3. Costs – Current property taxes and expenses such as utilities and insurance.
4. Zoning Permits – How is the property zoned? Can it be expanded and/or converted to something else? Identify the setback regulations, the town’s classification of the property and any pertaining limitations. What permits have been pulled for work done on the property?
5. Survey – A survey of the land and any improvements made to it will identify encroachments and physical uses not shown on the title. The survey will show encroachment and whether the property’s “scope of use” as stated in the recorded document “is acceptable based on its location.”
6. Inspection – A thorough property inspection is essential to identify the condition and sufficiency of the structure. The inspection should cover all structural components, HVAC units, the fire repression system, and should document any regulatory or statutory violations.
7. Zoning – Confirms the proper zoning usage, any current or potential violations, agreements (like growth management agreements, covenants, public facilities agreements and current/proposed fees, etc.).
8. Leases – If the investment means assuming existing leases, all existing leases should be evaluated.
Nothing takes the place of actually inspecting the property and the area, meeting with other owners and renters, and getting a feel of the community in which, the property is located. You also will want to know what the city has in mind for the development future of your property neighborhood.
Is the community thriving, are more people (including businesses) moving out of rather than into the area?
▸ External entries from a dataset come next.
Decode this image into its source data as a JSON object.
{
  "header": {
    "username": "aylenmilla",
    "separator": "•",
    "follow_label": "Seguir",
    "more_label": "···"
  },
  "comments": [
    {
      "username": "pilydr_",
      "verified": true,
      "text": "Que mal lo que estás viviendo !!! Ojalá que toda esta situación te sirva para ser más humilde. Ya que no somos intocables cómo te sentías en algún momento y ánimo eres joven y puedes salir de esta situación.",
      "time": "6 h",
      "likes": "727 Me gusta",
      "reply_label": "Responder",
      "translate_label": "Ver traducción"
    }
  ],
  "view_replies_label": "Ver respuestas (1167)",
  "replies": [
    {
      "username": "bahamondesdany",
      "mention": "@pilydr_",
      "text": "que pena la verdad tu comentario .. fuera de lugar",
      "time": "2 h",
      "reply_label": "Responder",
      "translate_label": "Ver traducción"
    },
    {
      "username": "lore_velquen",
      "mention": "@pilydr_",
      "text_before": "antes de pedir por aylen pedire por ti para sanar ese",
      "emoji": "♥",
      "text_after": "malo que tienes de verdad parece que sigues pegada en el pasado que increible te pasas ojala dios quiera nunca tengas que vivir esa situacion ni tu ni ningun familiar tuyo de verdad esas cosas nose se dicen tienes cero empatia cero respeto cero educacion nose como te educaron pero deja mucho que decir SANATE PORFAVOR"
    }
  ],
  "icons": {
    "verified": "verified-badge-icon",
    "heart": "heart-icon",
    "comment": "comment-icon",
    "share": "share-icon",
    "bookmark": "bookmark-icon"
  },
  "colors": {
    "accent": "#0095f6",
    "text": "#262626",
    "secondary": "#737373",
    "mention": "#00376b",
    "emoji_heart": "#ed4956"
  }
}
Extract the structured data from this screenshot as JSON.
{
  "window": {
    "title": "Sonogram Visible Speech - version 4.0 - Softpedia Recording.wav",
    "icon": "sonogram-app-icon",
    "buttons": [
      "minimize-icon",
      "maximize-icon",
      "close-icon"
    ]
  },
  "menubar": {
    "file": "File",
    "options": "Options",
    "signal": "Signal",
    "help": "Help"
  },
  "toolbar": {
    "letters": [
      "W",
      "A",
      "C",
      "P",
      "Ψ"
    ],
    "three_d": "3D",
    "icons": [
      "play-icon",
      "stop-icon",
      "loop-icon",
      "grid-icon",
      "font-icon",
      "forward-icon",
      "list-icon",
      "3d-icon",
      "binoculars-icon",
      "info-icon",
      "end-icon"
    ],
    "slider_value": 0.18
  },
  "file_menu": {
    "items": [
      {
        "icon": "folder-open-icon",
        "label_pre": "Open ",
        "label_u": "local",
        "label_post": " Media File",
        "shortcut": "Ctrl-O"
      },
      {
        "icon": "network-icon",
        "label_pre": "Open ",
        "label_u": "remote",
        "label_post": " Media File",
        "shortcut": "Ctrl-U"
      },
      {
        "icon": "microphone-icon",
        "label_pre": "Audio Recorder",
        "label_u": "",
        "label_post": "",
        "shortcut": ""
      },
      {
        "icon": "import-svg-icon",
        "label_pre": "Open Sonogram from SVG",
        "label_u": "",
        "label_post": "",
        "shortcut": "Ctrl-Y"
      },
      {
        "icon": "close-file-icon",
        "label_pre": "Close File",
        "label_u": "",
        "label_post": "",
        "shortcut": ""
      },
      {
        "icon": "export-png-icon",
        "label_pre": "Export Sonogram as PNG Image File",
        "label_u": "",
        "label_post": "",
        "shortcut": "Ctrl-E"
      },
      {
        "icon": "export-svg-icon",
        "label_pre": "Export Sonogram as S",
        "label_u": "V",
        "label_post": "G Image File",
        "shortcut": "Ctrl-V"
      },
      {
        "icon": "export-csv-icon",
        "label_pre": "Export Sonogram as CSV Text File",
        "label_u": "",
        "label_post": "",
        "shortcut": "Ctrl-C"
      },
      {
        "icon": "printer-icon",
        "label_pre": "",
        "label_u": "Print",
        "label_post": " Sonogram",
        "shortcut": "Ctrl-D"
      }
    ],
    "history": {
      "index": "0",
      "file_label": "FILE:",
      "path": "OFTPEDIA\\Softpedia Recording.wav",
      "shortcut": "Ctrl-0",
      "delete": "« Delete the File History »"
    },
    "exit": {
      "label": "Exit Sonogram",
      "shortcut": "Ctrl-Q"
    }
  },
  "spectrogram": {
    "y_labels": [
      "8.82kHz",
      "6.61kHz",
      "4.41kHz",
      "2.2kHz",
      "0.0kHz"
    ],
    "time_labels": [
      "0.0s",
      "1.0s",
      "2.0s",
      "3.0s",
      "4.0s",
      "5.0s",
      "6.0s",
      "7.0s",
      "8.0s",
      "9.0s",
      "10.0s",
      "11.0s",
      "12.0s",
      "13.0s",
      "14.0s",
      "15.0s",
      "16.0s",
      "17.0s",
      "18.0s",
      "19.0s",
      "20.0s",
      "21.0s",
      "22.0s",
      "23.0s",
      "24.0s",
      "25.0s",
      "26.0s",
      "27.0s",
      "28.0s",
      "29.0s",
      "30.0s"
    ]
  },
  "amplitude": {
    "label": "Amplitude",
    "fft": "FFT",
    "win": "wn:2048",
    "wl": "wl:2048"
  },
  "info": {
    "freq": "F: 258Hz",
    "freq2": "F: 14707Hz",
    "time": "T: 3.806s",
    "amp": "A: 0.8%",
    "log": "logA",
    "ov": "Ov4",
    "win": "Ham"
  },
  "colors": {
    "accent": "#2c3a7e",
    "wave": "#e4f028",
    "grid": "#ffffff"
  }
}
What are current rents in comparable properties and what have been the recent sale prices of properties similar to yours.
It all matters
The information you gather through the due diligence process will give you a profile of financial well-being (both property and community). You will have a better sense of the current and potential profitability, and whether the property of interest is well over or under-priced.
Each piece of information will help you assess the viability of your investment, avoid a costly mistake, and potentially shield you from getting caught up in legal or financial problems not of your making.